“Rocket From The Tombs and Peter Laughner were important,” Thomas accedes, “but there were other people and other groups just as important, and arguably more original. Peter’s style was rooted in more familiar idioms. [Ubu Guitarist, then and now] Tom Herman, however, was a more radical guitar player. But Tom Herman wore dozy looking clothes and was a steel worker. Peter wore black leather and shades and he went to New York City. [Ex-Ubu bassist] Tim Wright was a more radical player but his style wasn’t rooted in a familiar idiom. [Ex-Ubu guitarist] Mayo Thompson was a more radical conceptualist. But the issue isn’t even radicalism versus the familiar. Pere Ubu is a mix. When we parted with Peter we stopped doing cover versions and abandoned the ’60s idioms that he loved. Is that bad? Is it good? The answer is neither.”

“Peter’s fatal weakness was that he wanted to be accepted. He wanted to be liked. In this way he was out of step with the rest of us. Look at the songs he wrote and performed. Peter was talented. But now you must account for the pastiches he did. Now you must account for the preponderance of cover material in his sets. You must deal with the whole picture, not just the slice that appeals to you. You must deal with the whole person, not just a processable icon that feeds your prejudices. Peter wanted to be from New York City and it killed him. Most people think being from New York City is the thing you should want. It reinforces what they want to believe. Peter in a terrible way got what he wanted. All it took was to die. I hate the nonsense people talk. All it accomplishes is the death of another Peter Laughner in another town.”

So what aesthetic drove the other Clevelanders if not the New York City dream? “Nothing more than blasting open an escape hatch to flee a culture we despised,” explains Jones. “The promise of late-’60s free-form radio was in its final throes, killed by corporate-mandated play-lists and white-powder-nostrilled deejays who rested securely in the back pockets of shifty promo men. Our determination was to expand upon the rich areas pioneered by the Stooges, Velvet Underground, Captain Beefheart, MC5 and Syd Barrett’s Pink Floyd. Bands that never got played on commercial radio. Music that acknowledged the presence of emotions other than those associated with teen love. Music of substance and mind.
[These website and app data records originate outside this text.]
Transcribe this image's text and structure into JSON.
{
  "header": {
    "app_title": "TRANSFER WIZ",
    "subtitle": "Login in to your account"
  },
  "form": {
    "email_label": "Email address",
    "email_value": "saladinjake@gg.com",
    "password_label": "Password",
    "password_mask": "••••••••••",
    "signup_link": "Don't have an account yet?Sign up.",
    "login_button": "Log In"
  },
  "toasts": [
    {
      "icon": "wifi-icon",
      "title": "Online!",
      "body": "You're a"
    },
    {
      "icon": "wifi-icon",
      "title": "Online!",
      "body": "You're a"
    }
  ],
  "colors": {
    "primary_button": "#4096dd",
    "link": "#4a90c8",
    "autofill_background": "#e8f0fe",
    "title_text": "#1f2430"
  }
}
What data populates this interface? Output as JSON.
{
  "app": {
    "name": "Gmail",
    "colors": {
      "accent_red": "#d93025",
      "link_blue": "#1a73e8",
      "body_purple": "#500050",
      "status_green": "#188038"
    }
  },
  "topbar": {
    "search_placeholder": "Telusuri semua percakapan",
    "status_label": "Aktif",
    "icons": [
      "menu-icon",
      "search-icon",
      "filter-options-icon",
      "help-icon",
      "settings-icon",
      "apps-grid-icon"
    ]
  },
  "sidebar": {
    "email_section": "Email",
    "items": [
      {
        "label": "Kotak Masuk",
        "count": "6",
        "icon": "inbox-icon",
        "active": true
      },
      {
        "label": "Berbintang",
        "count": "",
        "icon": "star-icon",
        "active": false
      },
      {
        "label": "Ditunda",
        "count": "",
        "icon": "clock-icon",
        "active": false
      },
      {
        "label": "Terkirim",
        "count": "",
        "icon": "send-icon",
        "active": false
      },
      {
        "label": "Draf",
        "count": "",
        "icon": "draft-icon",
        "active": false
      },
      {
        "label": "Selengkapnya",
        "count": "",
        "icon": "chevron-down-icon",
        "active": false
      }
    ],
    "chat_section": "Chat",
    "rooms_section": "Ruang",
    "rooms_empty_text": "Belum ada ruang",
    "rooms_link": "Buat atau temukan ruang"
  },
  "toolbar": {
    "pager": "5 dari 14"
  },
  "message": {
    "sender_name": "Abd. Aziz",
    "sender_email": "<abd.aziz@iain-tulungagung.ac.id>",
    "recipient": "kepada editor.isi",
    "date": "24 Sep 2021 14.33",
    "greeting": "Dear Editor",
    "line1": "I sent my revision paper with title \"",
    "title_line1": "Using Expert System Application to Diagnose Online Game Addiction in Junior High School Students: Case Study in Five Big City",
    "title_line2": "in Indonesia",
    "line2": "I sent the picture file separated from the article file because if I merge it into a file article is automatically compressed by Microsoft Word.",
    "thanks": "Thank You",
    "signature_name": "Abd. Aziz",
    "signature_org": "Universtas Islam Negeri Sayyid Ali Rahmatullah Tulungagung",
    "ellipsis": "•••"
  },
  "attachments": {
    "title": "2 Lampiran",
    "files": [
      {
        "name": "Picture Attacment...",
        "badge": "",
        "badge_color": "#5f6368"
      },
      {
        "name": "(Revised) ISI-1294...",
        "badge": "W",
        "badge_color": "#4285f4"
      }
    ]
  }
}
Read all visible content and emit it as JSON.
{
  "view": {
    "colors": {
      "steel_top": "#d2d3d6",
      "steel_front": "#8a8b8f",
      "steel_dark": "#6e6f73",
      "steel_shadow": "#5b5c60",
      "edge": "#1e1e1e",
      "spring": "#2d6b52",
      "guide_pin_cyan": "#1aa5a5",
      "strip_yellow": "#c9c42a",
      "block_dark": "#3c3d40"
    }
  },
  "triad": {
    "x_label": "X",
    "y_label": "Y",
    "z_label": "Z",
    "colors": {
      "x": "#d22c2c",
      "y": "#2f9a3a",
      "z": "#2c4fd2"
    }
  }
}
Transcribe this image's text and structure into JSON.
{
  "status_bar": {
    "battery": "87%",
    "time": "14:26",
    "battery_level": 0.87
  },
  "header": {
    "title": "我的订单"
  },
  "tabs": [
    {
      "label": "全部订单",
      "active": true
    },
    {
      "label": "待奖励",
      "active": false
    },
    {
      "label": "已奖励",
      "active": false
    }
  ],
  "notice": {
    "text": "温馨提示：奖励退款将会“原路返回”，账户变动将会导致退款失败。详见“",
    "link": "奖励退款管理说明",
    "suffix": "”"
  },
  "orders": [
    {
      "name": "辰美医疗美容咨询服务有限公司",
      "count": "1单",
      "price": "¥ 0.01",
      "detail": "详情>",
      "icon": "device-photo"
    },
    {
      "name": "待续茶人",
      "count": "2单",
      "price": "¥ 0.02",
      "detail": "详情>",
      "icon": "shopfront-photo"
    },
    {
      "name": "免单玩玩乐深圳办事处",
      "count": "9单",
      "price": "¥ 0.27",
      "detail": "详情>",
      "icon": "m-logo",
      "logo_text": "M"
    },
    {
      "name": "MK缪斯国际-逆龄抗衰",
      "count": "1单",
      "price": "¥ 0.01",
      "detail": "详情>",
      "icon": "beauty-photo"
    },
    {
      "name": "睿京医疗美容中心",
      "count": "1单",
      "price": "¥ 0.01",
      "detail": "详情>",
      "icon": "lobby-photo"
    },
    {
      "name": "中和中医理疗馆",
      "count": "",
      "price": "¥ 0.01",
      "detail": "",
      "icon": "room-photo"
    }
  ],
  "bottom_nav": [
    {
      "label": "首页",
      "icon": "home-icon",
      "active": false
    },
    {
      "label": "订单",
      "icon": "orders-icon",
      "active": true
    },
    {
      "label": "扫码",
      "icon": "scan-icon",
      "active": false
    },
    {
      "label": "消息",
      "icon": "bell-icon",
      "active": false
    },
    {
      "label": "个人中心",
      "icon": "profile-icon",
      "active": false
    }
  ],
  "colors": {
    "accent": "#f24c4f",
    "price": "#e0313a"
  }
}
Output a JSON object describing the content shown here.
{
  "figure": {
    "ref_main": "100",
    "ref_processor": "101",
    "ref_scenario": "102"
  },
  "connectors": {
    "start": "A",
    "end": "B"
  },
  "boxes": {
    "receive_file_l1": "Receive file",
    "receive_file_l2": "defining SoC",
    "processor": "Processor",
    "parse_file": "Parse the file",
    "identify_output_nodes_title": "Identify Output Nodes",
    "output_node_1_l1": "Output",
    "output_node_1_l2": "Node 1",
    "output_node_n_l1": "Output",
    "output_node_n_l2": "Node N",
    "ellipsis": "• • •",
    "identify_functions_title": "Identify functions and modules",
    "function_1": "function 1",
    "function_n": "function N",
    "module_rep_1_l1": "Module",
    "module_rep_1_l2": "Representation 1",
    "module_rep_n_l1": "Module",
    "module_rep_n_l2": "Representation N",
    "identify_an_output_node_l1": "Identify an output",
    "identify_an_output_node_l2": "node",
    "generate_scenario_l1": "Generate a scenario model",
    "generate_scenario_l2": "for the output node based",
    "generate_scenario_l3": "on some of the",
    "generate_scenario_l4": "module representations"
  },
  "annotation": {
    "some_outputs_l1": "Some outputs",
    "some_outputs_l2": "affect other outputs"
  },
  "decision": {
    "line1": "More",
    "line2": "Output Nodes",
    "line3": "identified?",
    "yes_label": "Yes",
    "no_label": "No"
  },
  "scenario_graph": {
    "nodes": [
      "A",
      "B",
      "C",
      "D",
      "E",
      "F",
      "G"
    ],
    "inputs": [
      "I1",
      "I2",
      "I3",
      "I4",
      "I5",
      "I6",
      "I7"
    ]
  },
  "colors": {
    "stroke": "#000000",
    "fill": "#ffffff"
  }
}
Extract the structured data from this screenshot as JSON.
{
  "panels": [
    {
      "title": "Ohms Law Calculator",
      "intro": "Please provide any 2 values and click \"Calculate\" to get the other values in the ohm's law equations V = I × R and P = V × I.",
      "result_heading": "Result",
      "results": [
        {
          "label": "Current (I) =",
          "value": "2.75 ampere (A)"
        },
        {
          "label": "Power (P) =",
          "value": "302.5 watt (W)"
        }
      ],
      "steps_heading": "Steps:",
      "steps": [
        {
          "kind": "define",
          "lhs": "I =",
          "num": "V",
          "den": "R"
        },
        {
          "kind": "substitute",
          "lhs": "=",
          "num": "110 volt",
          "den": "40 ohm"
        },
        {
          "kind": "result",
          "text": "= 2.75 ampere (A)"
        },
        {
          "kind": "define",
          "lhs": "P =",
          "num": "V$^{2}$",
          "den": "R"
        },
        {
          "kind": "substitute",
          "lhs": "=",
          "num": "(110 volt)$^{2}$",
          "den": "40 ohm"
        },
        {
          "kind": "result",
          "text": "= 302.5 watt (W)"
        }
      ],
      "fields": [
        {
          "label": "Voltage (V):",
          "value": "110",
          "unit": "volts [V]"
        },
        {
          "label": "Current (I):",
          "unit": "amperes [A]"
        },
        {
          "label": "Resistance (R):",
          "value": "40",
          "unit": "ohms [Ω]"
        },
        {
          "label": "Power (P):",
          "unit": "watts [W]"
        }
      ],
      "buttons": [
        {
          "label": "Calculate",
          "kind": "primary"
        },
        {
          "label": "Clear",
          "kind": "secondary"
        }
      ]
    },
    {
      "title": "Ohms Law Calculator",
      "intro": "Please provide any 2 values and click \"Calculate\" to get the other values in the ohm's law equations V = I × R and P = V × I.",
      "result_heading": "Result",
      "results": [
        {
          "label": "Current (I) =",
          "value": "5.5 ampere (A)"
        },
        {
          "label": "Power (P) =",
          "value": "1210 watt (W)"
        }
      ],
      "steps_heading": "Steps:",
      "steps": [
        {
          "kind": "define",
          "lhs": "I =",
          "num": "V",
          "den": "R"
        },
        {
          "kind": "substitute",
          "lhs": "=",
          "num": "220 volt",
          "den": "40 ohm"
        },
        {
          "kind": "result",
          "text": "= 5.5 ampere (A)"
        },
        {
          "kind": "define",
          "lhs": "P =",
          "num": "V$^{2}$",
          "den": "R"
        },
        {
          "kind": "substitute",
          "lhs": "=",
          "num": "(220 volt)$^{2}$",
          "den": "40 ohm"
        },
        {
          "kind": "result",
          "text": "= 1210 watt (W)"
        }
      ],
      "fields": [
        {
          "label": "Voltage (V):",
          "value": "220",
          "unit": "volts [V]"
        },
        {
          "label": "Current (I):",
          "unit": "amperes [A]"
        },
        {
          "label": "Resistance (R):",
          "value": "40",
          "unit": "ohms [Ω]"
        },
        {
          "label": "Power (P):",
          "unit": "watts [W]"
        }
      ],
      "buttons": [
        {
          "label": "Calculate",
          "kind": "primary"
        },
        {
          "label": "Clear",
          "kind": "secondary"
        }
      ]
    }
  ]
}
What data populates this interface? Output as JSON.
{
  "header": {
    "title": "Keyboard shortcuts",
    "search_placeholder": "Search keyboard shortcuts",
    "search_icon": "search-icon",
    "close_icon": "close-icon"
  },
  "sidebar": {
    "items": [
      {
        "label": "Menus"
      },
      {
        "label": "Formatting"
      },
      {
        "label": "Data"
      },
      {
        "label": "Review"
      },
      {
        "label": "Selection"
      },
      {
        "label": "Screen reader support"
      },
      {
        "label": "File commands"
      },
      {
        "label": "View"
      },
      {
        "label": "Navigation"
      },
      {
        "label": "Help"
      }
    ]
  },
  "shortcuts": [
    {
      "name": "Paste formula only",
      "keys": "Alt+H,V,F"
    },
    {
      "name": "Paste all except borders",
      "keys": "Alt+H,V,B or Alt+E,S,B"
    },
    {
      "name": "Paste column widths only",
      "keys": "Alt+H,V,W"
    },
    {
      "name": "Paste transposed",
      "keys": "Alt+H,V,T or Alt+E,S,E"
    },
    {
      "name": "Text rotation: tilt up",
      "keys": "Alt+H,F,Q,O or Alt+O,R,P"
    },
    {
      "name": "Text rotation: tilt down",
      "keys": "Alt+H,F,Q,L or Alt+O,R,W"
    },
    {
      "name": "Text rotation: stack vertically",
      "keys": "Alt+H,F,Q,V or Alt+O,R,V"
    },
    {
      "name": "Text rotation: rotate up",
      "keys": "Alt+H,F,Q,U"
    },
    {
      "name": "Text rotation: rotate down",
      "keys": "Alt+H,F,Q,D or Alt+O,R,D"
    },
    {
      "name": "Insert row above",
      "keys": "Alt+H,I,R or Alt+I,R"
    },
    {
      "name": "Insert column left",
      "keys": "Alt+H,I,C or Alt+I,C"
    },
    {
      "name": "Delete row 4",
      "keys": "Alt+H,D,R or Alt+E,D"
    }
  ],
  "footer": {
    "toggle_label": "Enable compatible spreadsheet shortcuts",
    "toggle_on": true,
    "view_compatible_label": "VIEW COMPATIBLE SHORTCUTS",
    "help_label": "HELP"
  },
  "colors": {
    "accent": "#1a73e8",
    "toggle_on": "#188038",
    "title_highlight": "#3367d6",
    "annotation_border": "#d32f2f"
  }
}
Music that existed for its own sake, on its own terms.”

“As a scene, we had reverence for music history. We were hungry to know what preceded us, culturally. We read, we listened, we researched, we shared information, we appreciated the beauty of the bombed-out, defaulted city — our nocturnal playground. We respected, and occasionally only tolerated, each other as fellow misfits who shared in the common experience of being Clevelanders. We were akin to a secret society. Closely linked, yet aloof.”

Thomas boils the aesthetic down to its bare essence: “Nobody likes what we do, nobody will ever like what we do — let’s do what we want.” Fortunately, one of the things that Thomas wanted during the ’70s was an aural document of the music surrounding him, hence his pioneering independent label, Hearthan (later Hearpen) Records.

“The model for what we were doing was the Salvation Army used record bins,” recalls Thomas. “I figured somebody someday would find [Ubu’s debut single] in a used record bin (and at that point the only used record bins were at Salvation Army) and that would be our legacy. That was the extent of the plan.” How did Thomas feel looking back at his Salvation Army legacy while compiling the box? “I was surprised at how subtle some of our ideas were. I was gratified that we weren’t completely out to lunch. I think the box vindicates many of our experiments.”

And would Thomas or Jones offer any “Cleveland lessons” to members of other exciting, but seemingly dead-end, music scenes? “Those who know don’t need being told. Those who don’t know never will,” offers Thomas cryptically, while Jones takes the more pragmatic stand: “Be stubborn. Be devoted to your craft. Give up while you’re ahead.”